Women are told they to be admitted at 3 centimeters’ dilation because that is when they are in active labor, even though the most current recommendations state that women should not be considered in active labor until 5-6 cm.  Early hospital admission tends to lead to unnecessary cascades of  intervention that increase birth costs and can lead to cesarean.

Even regarding non-medical issues, South Miami places limits on what women (or their families) can do.  For instance, their video and photography guidelines have some practical information–tripods shouldn’t be used because they get in the way; doctors and nurses should give their permission before being photographed or video recorded.  But the guidelines, which state that “the birth of a baby is an exciting time” also state that no one is actually allowed to photograph or videotape the birth:

1. For vaginal births, videotaping and photographing are permitted, but only after the birth, and when the baby is dried, cleaned and alert.
2. Videotaping is not allowed during a C-section delivery. Photographs may be taken only after the baby is dried, cleaned and alert.

Since a baby should go skin-to-skin with the mother directly after birth and remain with her there for about an hour, it may be a long time before anyone can get a picture of the baby.  Unless South Miami is not following evidence based recommendations about skin-to-skin contact.  Hmm…

We require labels on food packaging to give nutritional information.  It seems we might benefit from hospital labeling to get health information.  If a woman chooses to abide by non-evidence based practice, that is her right.  But it is disingenuous for a hospital to proclaim that it supports a woman’s individuality in childbirth–as long as her individuality fits their mold.
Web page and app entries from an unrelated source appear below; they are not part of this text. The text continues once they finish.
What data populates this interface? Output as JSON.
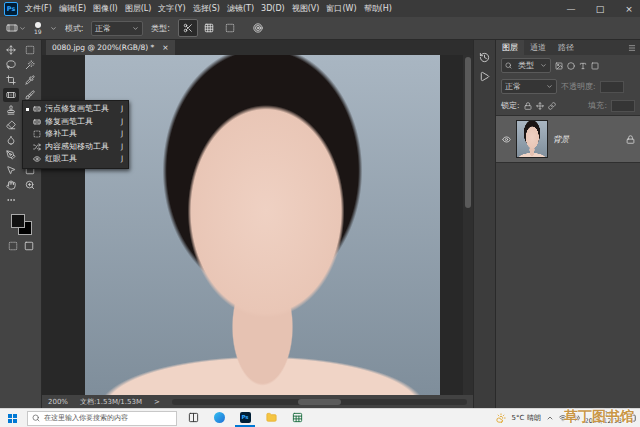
{
  "app": {
    "logo": "Ps"
  },
  "menu": [
    "文件(F)",
    "编辑(E)",
    "图像(I)",
    "图层(L)",
    "文字(Y)",
    "选择(S)",
    "滤镜(T)",
    "3D(D)",
    "视图(V)",
    "窗口(W)",
    "帮助(H)"
  ],
  "window_controls": [
    "—",
    "□",
    "×"
  ],
  "options_bar": {
    "brush_size": "19",
    "mode_label": "模式:",
    "mode_value": "正常",
    "type_label": "类型:",
    "type_modes": [
      {
        "kind": "content",
        "selected": true
      },
      {
        "kind": "texture",
        "selected": false
      },
      {
        "kind": "proximity",
        "selected": false
      }
    ]
  },
  "tools": [
    {
      "kind": "move",
      "selected": false
    },
    {
      "kind": "marquee",
      "selected": false
    },
    {
      "kind": "lasso",
      "selected": false
    },
    {
      "kind": "wand",
      "selected": false
    },
    {
      "kind": "crop",
      "selected": false
    },
    {
      "kind": "eyedropper",
      "selected": false
    },
    {
      "kind": "healing",
      "selected": true
    },
    {
      "kind": "brush",
      "selected": false
    },
    {
      "kind": "stamp",
      "selected": false
    },
    {
      "kind": "history",
      "selected": false
    },
    {
      "kind": "eraser",
      "selected": false
    },
    {
      "kind": "bucket",
      "selected": false
    },
    {
      "kind": "blur",
      "selected": false
    },
    {
      "kind": "dodge",
      "selected": false
    },
    {
      "kind": "pen",
      "selected": false
    },
    {
      "kind": "type",
      "selected": false
    },
    {
      "kind": "select",
      "selected": false
    },
    {
      "kind": "shape",
      "selected": false
    },
    {
      "kind": "hand",
      "selected": false
    },
    {
      "kind": "zoom",
      "selected": false
    },
    {
      "kind": "more",
      "selected": false
    }
  ],
  "swatches": {
    "foreground": "#111111",
    "background": "#000000"
  },
  "tool_flyout": [
    {
      "kind": "spot",
      "label": "污点修复画笔工具",
      "shortcut": "J",
      "selected": true
    },
    {
      "kind": "heal",
      "label": "修复画笔工具",
      "shortcut": "J",
      "selected": false
    },
    {
      "kind": "patch",
      "label": "修补工具",
      "shortcut": "J",
      "selected": false
    },
    {
      "kind": "contentmove",
      "label": "内容感知移动工具",
      "shortcut": "J",
      "selected": false
    },
    {
      "kind": "redeye",
      "label": "红眼工具",
      "shortcut": "J",
      "selected": false
    }
  ],
  "document_tab": {
    "title": "0080.jpg @ 200%(RGB/8) *",
    "close": "×"
  },
  "status_bar": {
    "zoom": "200%",
    "doc": "文档:1.53M/1.53M",
    "arrow": ">"
  },
  "layers_panel": {
    "tabs": [
      {
        "label": "图层",
        "selected": true
      },
      {
        "label": "通道",
        "selected": false
      },
      {
        "label": "路径",
        "selected": false
      }
    ],
    "filter": "类型",
    "blend": "正常",
    "opacity_label": "不透明度:",
    "lock_label": "锁定:",
    "fill_label": "填充:",
    "labels_disabled": true,
    "layers": [
      {
        "name": "背景",
        "visible": true,
        "locked": true,
        "selected": true
      }
    ]
  },
  "taskbar": {
    "search_placeholder": "在这里输入你要搜索的内容",
    "apps": [
      {
        "kind": "taskview",
        "active": false
      },
      {
        "kind": "edge",
        "active": false
      },
      {
        "kind": "photoshop",
        "active": true
      },
      {
        "kind": "explorer",
        "active": false
      },
      {
        "kind": "excel",
        "active": false
      }
    ],
    "weather": "5°C 晴朗",
    "time": "16:10",
    "date": "2021/12/18"
  },
  "watermark": "草丁图书馆"
}
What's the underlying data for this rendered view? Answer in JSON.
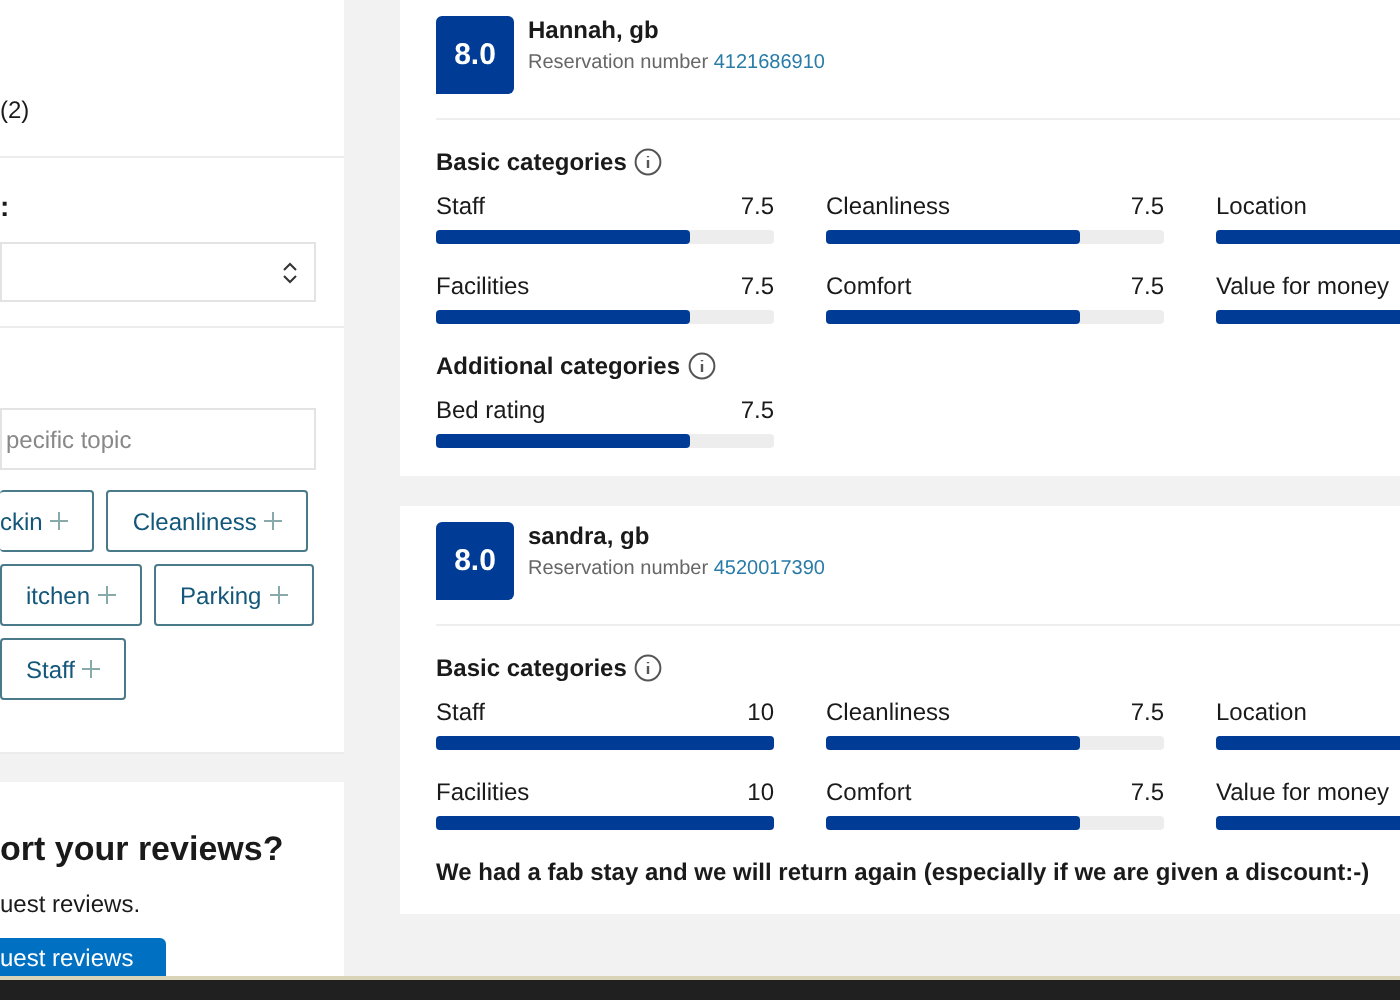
{
  "sidebar": {
    "count_text": "(2)",
    "sort_label": ":",
    "topic_search": {
      "placeholder": "pecific topic"
    },
    "topics": [
      {
        "label": "ckin"
      },
      {
        "label": "Cleanliness"
      },
      {
        "label": "itchen"
      },
      {
        "label": "Parking"
      },
      {
        "label": "Staff"
      }
    ],
    "import_card": {
      "title": "ort your reviews?",
      "text": "uest reviews.",
      "button": "uest reviews"
    }
  },
  "reviews": [
    {
      "score": "8.0",
      "name": "Hannah, gb",
      "reservation_label": "Reservation number",
      "reservation_number": "4121686910",
      "sections": [
        {
          "title": "Basic categories",
          "items": [
            {
              "label": "Staff",
              "value": "7.5",
              "level": 0.75
            },
            {
              "label": "Cleanliness",
              "value": "7.5",
              "level": 0.75
            },
            {
              "label": "Location",
              "level": 0.75
            },
            {
              "label": "Facilities",
              "value": "7.5",
              "level": 0.75
            },
            {
              "label": "Comfort",
              "value": "7.5",
              "level": 0.75
            },
            {
              "label": "Value for money",
              "level": 0.75
            }
          ]
        },
        {
          "title": "Additional categories",
          "items": [
            {
              "label": "Bed rating",
              "value": "7.5",
              "level": 0.75
            }
          ]
        }
      ]
    },
    {
      "score": "8.0",
      "name": "sandra, gb",
      "reservation_label": "Reservation number",
      "reservation_number": "4520017390",
      "sections": [
        {
          "title": "Basic categories",
          "items": [
            {
              "label": "Staff",
              "value": "10",
              "level": 1
            },
            {
              "label": "Cleanliness",
              "value": "7.5",
              "level": 0.75
            },
            {
              "label": "Location",
              "level": 0.75
            },
            {
              "label": "Facilities",
              "value": "10",
              "level": 1
            },
            {
              "label": "Comfort",
              "value": "7.5",
              "level": 0.75
            },
            {
              "label": "Value for money",
              "level": 0.75
            }
          ]
        }
      ],
      "comment": "We had a fab stay and we will return again (especially if we are given a discount:-)"
    }
  ]
}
You can read the second in this series, an analysis of  the Mississippi hospital with the highest cesarean rate, here.